At the time of his father's death, J. W. Jones was an infant, and being an only child was reared by his maternal grandfather. The mother of Mr. Jones died in 1897, at Mount Auburn, where she made her home with her son. Mr. Jones obtained his early education in the common schools of Ohio, Kentucky and Indiana, and taught for two years before he completed his course in the North Liberty Academy, at Cherry Fork, Ohio. He taught three years in the rural schools of Ohio, two years in the rural schools of Coles county, Illinois, and for the same length of time was principal of the graded school at Humboldt. In the meantime he had taken a special course in higher mathematics, penmanship and the sciences at Valparaiso, Indiana, and then finished a course in the Commercial College of the Kentucky University at Lexington, Kentucky. From Illinois he returned to Ohio in 1888, and for the succeeding four years was a merchant. On November 7, 1892, Mr. Jones arrived in Mount Auburn, Iowa, and during the following fourteen years served much of the time as principal of the village schools. He was elected to the superintendency of the Benton county schools in 1906, and is now in the second term of an energetic and progressive administration. Mr. Jones is a thorough scholar and teacher. He is a Republican and connected with the Methodist Protestant church.
On April 8, 1888, he married Miss Enna Black, and their two sons, David T. and Paul G., are both attending school at Vinton.
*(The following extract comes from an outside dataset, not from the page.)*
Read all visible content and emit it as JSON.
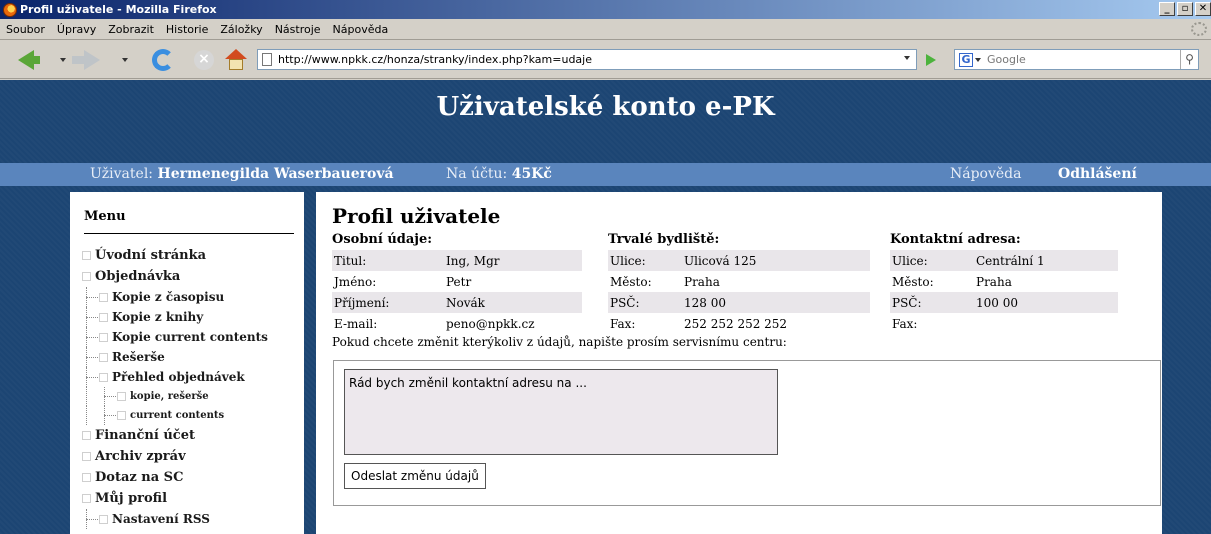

The parents of Mrs. Jones, David S. and Sarah (Foster) Black, were natives of Ohio and came to Benton county in 1853. They entered two hundred and forty acres of land near Mount Auburn, and eighty-six acres in Taylor township, northwest of Vinton. They remained in the county but a few weeks, returning to Ohio, where Mr. Black died in the early seventies. Mrs. Black died in Vinton January 4, 1908. An incident worthy of notice is the fact that when they left Benton county for Ohio in June, 1853, they traveled through a snow storm all the way to Cedar Rapids.
Picture of John W. Jones